* [What to produce]
For each line below, write it out exactly as it appears.

[Stored records]
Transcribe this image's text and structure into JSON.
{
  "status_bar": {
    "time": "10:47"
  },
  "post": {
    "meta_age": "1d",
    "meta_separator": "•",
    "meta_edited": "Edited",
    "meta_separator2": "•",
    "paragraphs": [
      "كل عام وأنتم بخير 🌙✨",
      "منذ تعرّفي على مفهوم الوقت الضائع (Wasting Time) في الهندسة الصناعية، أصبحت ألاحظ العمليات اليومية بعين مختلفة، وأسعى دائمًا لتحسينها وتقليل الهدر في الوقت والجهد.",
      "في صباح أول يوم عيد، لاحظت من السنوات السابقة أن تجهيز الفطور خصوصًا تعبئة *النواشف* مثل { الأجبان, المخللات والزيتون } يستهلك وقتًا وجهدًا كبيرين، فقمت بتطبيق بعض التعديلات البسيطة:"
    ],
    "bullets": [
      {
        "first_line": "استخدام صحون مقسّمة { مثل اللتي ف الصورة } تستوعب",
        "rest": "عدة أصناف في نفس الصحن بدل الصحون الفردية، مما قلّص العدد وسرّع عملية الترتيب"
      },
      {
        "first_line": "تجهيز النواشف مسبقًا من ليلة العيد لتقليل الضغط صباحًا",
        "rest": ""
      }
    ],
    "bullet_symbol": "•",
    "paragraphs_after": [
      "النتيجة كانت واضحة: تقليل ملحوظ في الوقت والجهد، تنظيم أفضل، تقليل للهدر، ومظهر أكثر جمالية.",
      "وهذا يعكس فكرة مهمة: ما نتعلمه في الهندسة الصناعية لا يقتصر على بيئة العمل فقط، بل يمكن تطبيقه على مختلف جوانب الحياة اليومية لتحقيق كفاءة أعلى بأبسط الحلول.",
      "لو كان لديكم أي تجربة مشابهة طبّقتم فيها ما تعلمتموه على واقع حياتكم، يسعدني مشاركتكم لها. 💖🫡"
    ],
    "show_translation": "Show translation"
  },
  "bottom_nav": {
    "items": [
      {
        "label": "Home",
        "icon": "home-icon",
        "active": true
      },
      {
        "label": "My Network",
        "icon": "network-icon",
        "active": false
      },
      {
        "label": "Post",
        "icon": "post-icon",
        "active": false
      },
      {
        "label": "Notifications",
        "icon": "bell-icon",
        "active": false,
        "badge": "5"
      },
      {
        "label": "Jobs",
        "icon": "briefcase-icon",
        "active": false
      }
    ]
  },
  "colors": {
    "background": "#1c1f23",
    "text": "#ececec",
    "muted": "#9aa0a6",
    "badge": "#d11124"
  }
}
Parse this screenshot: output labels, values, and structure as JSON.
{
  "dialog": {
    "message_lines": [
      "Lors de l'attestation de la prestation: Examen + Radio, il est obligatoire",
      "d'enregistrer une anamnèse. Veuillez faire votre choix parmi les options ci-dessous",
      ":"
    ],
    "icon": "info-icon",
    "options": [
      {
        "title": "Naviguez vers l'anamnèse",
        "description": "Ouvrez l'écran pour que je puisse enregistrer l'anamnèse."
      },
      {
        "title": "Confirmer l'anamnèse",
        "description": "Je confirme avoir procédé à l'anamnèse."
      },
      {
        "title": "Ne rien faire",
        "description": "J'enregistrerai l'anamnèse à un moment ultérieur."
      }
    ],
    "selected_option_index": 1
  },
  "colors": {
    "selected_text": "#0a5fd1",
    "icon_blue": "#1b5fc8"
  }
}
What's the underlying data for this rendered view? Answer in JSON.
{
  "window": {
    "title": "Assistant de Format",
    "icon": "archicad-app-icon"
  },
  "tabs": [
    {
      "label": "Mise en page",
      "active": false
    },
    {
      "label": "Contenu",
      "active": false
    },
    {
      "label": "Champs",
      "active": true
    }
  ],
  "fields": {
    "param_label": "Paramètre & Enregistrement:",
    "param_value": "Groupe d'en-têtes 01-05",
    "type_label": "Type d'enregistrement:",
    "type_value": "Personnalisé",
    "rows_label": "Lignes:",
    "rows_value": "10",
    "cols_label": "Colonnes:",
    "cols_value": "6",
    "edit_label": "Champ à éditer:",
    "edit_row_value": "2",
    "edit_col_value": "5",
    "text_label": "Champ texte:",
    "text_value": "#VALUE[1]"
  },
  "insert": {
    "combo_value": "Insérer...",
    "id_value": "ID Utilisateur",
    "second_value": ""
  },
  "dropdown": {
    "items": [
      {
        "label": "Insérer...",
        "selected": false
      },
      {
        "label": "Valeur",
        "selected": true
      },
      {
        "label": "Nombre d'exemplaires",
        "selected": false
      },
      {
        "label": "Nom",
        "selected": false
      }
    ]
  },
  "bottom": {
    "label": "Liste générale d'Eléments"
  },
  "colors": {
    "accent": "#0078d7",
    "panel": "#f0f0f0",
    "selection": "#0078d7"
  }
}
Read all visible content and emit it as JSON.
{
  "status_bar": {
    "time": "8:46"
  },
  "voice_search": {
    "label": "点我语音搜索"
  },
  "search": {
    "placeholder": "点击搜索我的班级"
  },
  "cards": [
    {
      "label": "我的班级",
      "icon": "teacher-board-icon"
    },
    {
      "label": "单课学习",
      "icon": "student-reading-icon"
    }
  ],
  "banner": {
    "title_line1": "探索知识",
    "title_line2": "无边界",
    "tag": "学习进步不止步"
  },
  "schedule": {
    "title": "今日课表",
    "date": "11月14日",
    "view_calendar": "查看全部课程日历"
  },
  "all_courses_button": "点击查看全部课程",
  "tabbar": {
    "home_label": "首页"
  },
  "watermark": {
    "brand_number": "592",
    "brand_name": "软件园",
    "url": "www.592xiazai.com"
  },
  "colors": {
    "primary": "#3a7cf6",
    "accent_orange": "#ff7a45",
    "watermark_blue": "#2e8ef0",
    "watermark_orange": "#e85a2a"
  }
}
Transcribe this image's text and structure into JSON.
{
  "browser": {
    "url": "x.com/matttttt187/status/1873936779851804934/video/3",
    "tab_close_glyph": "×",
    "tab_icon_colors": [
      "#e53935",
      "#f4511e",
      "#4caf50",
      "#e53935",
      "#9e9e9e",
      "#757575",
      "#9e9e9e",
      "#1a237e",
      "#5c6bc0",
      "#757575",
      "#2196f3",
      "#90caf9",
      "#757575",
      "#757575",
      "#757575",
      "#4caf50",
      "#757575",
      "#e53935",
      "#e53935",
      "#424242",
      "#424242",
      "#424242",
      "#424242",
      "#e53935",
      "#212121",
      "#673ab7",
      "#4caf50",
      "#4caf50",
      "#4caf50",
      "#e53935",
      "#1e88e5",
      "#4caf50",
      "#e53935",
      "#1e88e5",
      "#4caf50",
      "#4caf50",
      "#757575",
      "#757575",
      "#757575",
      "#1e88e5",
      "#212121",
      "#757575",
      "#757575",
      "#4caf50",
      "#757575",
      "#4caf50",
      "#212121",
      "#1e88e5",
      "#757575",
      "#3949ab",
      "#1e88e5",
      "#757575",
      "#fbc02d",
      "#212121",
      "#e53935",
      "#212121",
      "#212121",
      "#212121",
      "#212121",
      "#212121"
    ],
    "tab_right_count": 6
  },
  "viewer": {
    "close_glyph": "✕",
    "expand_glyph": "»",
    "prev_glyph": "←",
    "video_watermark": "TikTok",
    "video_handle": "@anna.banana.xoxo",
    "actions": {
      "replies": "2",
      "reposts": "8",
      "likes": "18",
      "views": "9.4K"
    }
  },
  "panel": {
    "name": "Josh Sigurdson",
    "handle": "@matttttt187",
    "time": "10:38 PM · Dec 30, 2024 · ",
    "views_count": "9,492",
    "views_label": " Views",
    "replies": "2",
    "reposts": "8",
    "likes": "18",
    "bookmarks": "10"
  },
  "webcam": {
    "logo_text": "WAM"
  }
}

* [Final answer]
Transcribe this image's text and structure into JSON.
{
  "status_bar": {
    "time": "10:47"
  },
  "post": {
    "meta_age": "1d",
    "meta_separator": "•",
    "meta_edited": "Edited",
    "meta_separator2": "•",
    "paragraphs": [
      "كل عام وأنتم بخير 🌙✨",
      "منذ تعرّفي على مفهوم الوقت الضائع (Wasting Time) في الهندسة الصناعية، أصبحت ألاحظ العمليات اليومية بعين مختلفة، وأسعى دائمًا لتحسينها وتقليل الهدر في الوقت والجهد.",
      "في صباح أول يوم عيد، لاحظت من السنوات السابقة أن تجهيز الفطور خصوصًا تعبئة *النواشف* مثل { الأجبان, المخللات والزيتون } يستهلك وقتًا وجهدًا كبيرين، فقمت بتطبيق بعض التعديلات البسيطة:"
    ],
    "bullets": [
      {
        "first_line": "استخدام صحون مقسّمة { مثل اللتي ف الصورة } تستوعب",
        "rest": "عدة أصناف في نفس الصحن بدل الصحون الفردية، مما قلّص العدد وسرّع عملية الترتيب"
      },
      {
        "first_line": "تجهيز النواشف مسبقًا من ليلة العيد لتقليل الضغط صباحًا",
        "rest": ""
      }
    ],
    "bullet_symbol": "•",
    "paragraphs_after": [
      "النتيجة كانت واضحة: تقليل ملحوظ في الوقت والجهد، تنظيم أفضل، تقليل للهدر، ومظهر أكثر جمالية.",
      "وهذا يعكس فكرة مهمة: ما نتعلمه في الهندسة الصناعية لا يقتصر على بيئة العمل فقط، بل يمكن تطبيقه على مختلف جوانب الحياة اليومية لتحقيق كفاءة أعلى بأبسط الحلول.",
      "لو كان لديكم أي تجربة مشابهة طبّقتم فيها ما تعلمتموه على واقع حياتكم، يسعدني مشاركتكم لها. 💖🫡"
    ],
    "show_translation": "Show translation"
  },
  "bottom_nav": {
    "items": [
      {
        "label": "Home",
        "icon": "home-icon",
        "active": true
      },
      {
        "label": "My Network",
        "icon": "network-icon",
        "active": false
      },
      {
        "label": "Post",
        "icon": "post-icon",
        "active": false
      },
      {
        "label": "Notifications",
        "icon": "bell-icon",
        "active": false,
        "badge": "5"
      },
      {
        "label": "Jobs",
        "icon": "briefcase-icon",
        "active": false
      }
    ]
  },
  "colors": {
    "background": "#1c1f23",
    "text": "#ececec",
    "muted": "#9aa0a6",
    "badge": "#d11124"
  }
}
Parse this screenshot: output labels, values, and structure as JSON.
{
  "dialog": {
    "message_lines": [
      "Lors de l'attestation de la prestation: Examen + Radio, il est obligatoire",
      "d'enregistrer une anamnèse. Veuillez faire votre choix parmi les options ci-dessous",
      ":"
    ],
    "icon": "info-icon",
    "options": [
      {
        "title": "Naviguez vers l'anamnèse",
        "description": "Ouvrez l'écran pour que je puisse enregistrer l'anamnèse."
      },
      {
        "title": "Confirmer l'anamnèse",
        "description": "Je confirme avoir procédé à l'anamnèse."
      },
      {
        "title": "Ne rien faire",
        "description": "J'enregistrerai l'anamnèse à un moment ultérieur."
      }
    ],
    "selected_option_index": 1
  },
  "colors": {
    "selected_text": "#0a5fd1",
    "icon_blue": "#1b5fc8"
  }
}
What's the underlying data for this rendered view? Answer in JSON.
{
  "window": {
    "title": "Assistant de Format",
    "icon": "archicad-app-icon"
  },
  "tabs": [
    {
      "label": "Mise en page",
      "active": false
    },
    {
      "label": "Contenu",
      "active": false
    },
    {
      "label": "Champs",
      "active": true
    }
  ],
  "fields": {
    "param_label": "Paramètre & Enregistrement:",
    "param_value": "Groupe d'en-têtes 01-05",
    "type_label": "Type d'enregistrement:",
    "type_value": "Personnalisé",
    "rows_label": "Lignes:",
    "rows_value": "10",
    "cols_label": "Colonnes:",
    "cols_value": "6",
    "edit_label": "Champ à éditer:",
    "edit_row_value": "2",
    "edit_col_value": "5",
    "text_label": "Champ texte:",
    "text_value": "#VALUE[1]"
  },
  "insert": {
    "combo_value": "Insérer...",
    "id_value": "ID Utilisateur",
    "second_value": ""
  },
  "dropdown": {
    "items": [
      {
        "label": "Insérer...",
        "selected": false
      },
      {
        "label": "Valeur",
        "selected": true
      },
      {
        "label": "Nombre d'exemplaires",
        "selected": false
      },
      {
        "label": "Nom",
        "selected": false
      }
    ]
  },
  "bottom": {
    "label": "Liste générale d'Eléments"
  },
  "colors": {
    "accent": "#0078d7",
    "panel": "#f0f0f0",
    "selection": "#0078d7"
  }
}
Read all visible content and emit it as JSON.
{
  "status_bar": {
    "time": "8:46"
  },
  "voice_search": {
    "label": "点我语音搜索"
  },
  "search": {
    "placeholder": "点击搜索我的班级"
  },
  "cards": [
    {
      "label": "我的班级",
      "icon": "teacher-board-icon"
    },
    {
      "label": "单课学习",
      "icon": "student-reading-icon"
    }
  ],
  "banner": {
    "title_line1": "探索知识",
    "title_line2": "无边界",
    "tag": "学习进步不止步"
  },
  "schedule": {
    "title": "今日课表",
    "date": "11月14日",
    "view_calendar": "查看全部课程日历"
  },
  "all_courses_button": "点击查看全部课程",
  "tabbar": {
    "home_label": "首页"
  },
  "watermark": {
    "brand_number": "592",
    "brand_name": "软件园",
    "url": "www.592xiazai.com"
  },
  "colors": {
    "primary": "#3a7cf6",
    "accent_orange": "#ff7a45",
    "watermark_blue": "#2e8ef0",
    "watermark_orange": "#e85a2a"
  }
}
Transcribe this image's text and structure into JSON.
{
  "browser": {
    "url": "x.com/matttttt187/status/1873936779851804934/video/3",
    "tab_close_glyph": "×",
    "tab_icon_colors": [
      "#e53935",
      "#f4511e",
      "#4caf50",
      "#e53935",
      "#9e9e9e",
      "#757575",
      "#9e9e9e",
      "#1a237e",
      "#5c6bc0",
      "#757575",
      "#2196f3",
      "#90caf9",
      "#757575",
      "#757575",
      "#757575",
      "#4caf50",
      "#757575",
      "#e53935",
      "#e53935",
      "#424242",
      "#424242",
      "#424242",
      "#424242",
      "#e53935",
      "#212121",
      "#673ab7",
      "#4caf50",
      "#4caf50",
      "#4caf50",
      "#e53935",
      "#1e88e5",
      "#4caf50",
      "#e53935",
      "#1e88e5",
      "#4caf50",
      "#4caf50",
      "#757575",
      "#757575",
      "#757575",
      "#1e88e5",
      "#212121",
      "#757575",
      "#757575",
      "#4caf50",
      "#757575",
      "#4caf50",
      "#212121",
      "#1e88e5",
      "#757575",
      "#3949ab",
      "#1e88e5",
      "#757575",
      "#fbc02d",
      "#212121",
      "#e53935",
      "#212121",
      "#212121",
      "#212121",
      "#212121",
      "#212121"
    ],
    "tab_right_count": 6
  },
  "viewer": {
    "close_glyph": "✕",
    "expand_glyph": "»",
    "prev_glyph": "←",
    "video_watermark": "TikTok",
    "video_handle": "@anna.banana.xoxo",
    "actions": {
      "replies": "2",
      "reposts": "8",
      "likes": "18",
      "views": "9.4K"
    }
  },
  "panel": {
    "name": "Josh Sigurdson",
    "handle": "@matttttt187",
    "time": "10:38 PM · Dec 30, 2024 · ",
    "views_count": "9,492",
    "views_label": " Views",
    "replies": "2",
    "reposts": "8",
    "likes": "18",
    "bookmarks": "10"
  },
  "webcam": {
    "logo_text": "WAM"
  }
}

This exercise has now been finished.